Just as a capacitor works by storing energy as an electric field, an inductor stores energy as a magnetic field. The energy stored in the coil is calculated in terms of current. The capacitor acts as an insulator of the circuit while the inductor acts as its conductor. The coils have inductance expressed in henry [H]. The coils are plugged into the circuit in series with the powered device. The coils are characterized by a maximum current, as their windings have a certain resistance, therefore the flow of current causes a voltage to accumulate on them, which gives the power released by them. Adjusting the operating parameters is to avoid overheating of the coil.
The above example (with a cyclic trigger) illustrates the property of the coil of the occurrence of a reverse electromotive force. If we apply voltage constantly, the coil will behave like a piece of wire. However, if there are changes in the intensity of the current flowing through the coil, then we can observe the signal jumps on the measurement.
“The use of electric transformers and inductors in the electrical sphere is such a common practice that it is difficult to imagine a world without these devices. When the property of inductance was discovered in the 1830s by Joseph Henry and Michael Faraday (separately and on different continents), the technology was revolutionized.

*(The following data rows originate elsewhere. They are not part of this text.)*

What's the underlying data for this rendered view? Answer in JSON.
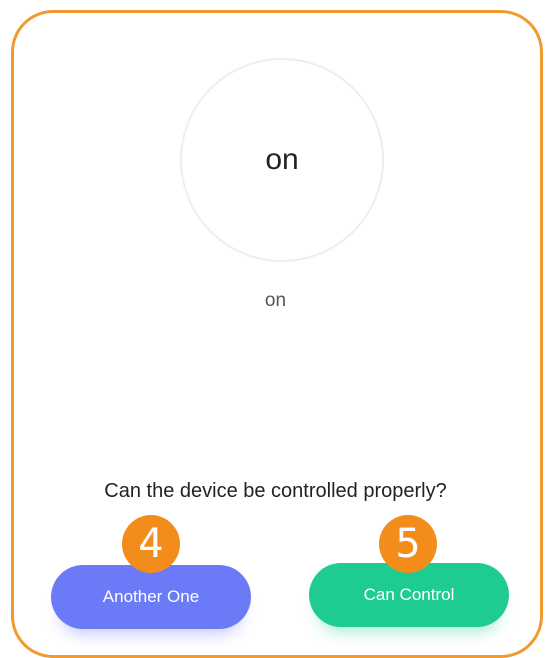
{
  "colors": {
    "frame_border": "#F39A2E",
    "badge": "#F28C1B",
    "another_button": "#6B7BF7",
    "control_button": "#1FCC8F"
  },
  "switch": {
    "label": "on"
  },
  "status": {
    "text": "on"
  },
  "prompt": {
    "question": "Can the device be controlled properly?"
  },
  "buttons": {
    "another_one": "Another One",
    "can_control": "Can Control"
  },
  "badges": {
    "step_4": "4",
    "step_5": "5"
  }
}
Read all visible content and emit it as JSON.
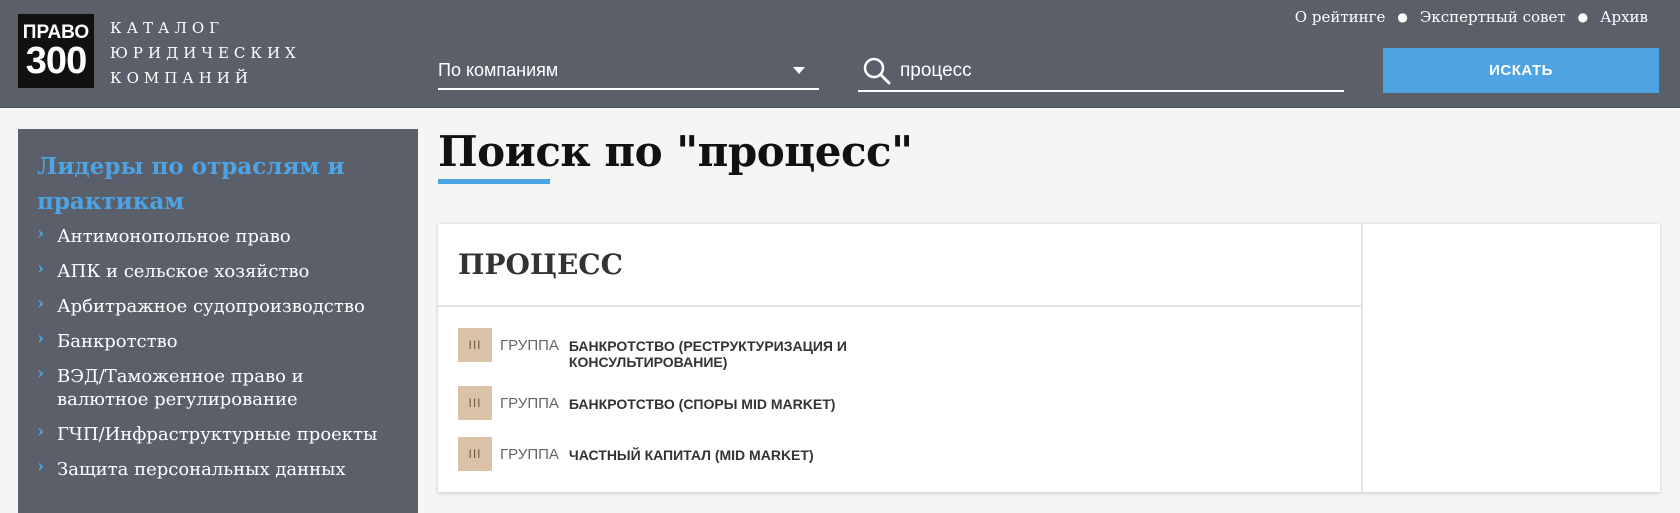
{
  "logo": {
    "line1": "ПРАВО",
    "line2": "300"
  },
  "catalog": {
    "lines": [
      "КАТАЛОГ",
      "ЮРИДИЧЕСКИХ",
      "КОМПАНИЙ"
    ]
  },
  "topnav": [
    "О рейтинге",
    "Экспертный совет",
    "Архив"
  ],
  "search": {
    "filter_value": "По компаниям",
    "query": "процесс",
    "button_label": "ИСКАТЬ"
  },
  "sidebar": {
    "title": "Лидеры по отраслям и практикам",
    "items": [
      "Антимонопольное право",
      "АПК и сельское хозяйство",
      "Арбитражное судопроизводство",
      "Банкротство",
      "ВЭД/Таможенное право и валютное регулирование",
      "ГЧП/Инфраструктурные проекты",
      "Защита персональных данных"
    ]
  },
  "main": {
    "title": "Поиск по \"процесс\"",
    "card": {
      "heading": "ПРОЦЕСС",
      "results": [
        {
          "badge": "III",
          "group": "ГРУППА",
          "name": "БАНКРОТСТВО (РЕСТРУКТУРИЗАЦИЯ И КОНСУЛЬТИРОВАНИЕ)"
        },
        {
          "badge": "III",
          "group": "ГРУППА",
          "name": "БАНКРОТСТВО (СПОРЫ MID MARKET)"
        },
        {
          "badge": "III",
          "group": "ГРУППА",
          "name": "ЧАСТНЫЙ КАПИТАЛ (MID MARKET)"
        }
      ]
    }
  },
  "colors": {
    "header_bg": "#5a5f6a",
    "accent": "#4ea4e3",
    "badge_bg": "#d9c2a6"
  }
}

Inductance was first discovered by Faraday in a simple but strange way: he wrapped a paper cylinder in wire, fastened the ends of the wire to a galvanometer (an electric current measuring device), and moved the magnet to and from the cylinder. The galvanometer reacted by revealing that it was producing a tiny current. ” 

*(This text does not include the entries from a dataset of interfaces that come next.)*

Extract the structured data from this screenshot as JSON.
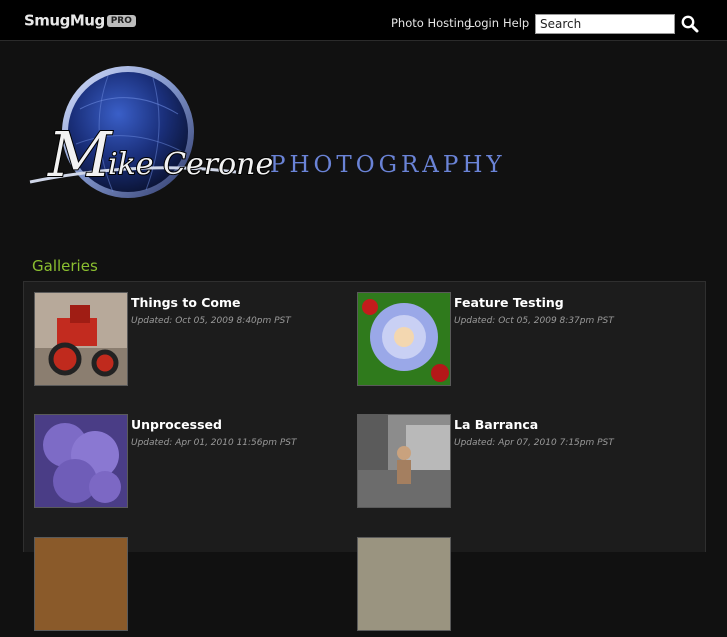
{
  "header": {
    "logo_text": "SmugMug",
    "logo_badge": "PRO",
    "nav": {
      "photo_hosting": "Photo Hosting",
      "login": "Login",
      "help": "Help"
    },
    "search": {
      "value": "",
      "placeholder": "Search",
      "icon": "search-icon"
    }
  },
  "banner": {
    "name_text": "Mike Cerone",
    "subtitle": "PHOTOGRAPHY"
  },
  "galleries": {
    "title": "Galleries",
    "items": [
      {
        "title": "Things to Come",
        "updated": "Updated: Oct 05, 2009 8:40pm PST",
        "thumb": "red-tractor"
      },
      {
        "title": "Feature Testing",
        "updated": "Updated: Oct 05, 2009 8:37pm PST",
        "thumb": "blue-flower"
      },
      {
        "title": "Unprocessed",
        "updated": "Updated: Apr 01, 2010 11:56pm PST",
        "thumb": "purple-hydrangea"
      },
      {
        "title": "La Barranca",
        "updated": "Updated: Apr 07, 2010 7:15pm PST",
        "thumb": "child-on-rocks"
      },
      {
        "title": "",
        "updated": "",
        "thumb": "brown-partial"
      },
      {
        "title": "",
        "updated": "",
        "thumb": "gray-partial"
      }
    ]
  },
  "colors": {
    "background": "#111111",
    "accent_green": "#8bbf30",
    "photography_blue": "#6a83d6"
  }
}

Examples available at https://github.com/michalasobczak/simple_hpc/tree/master/SeriesPartOne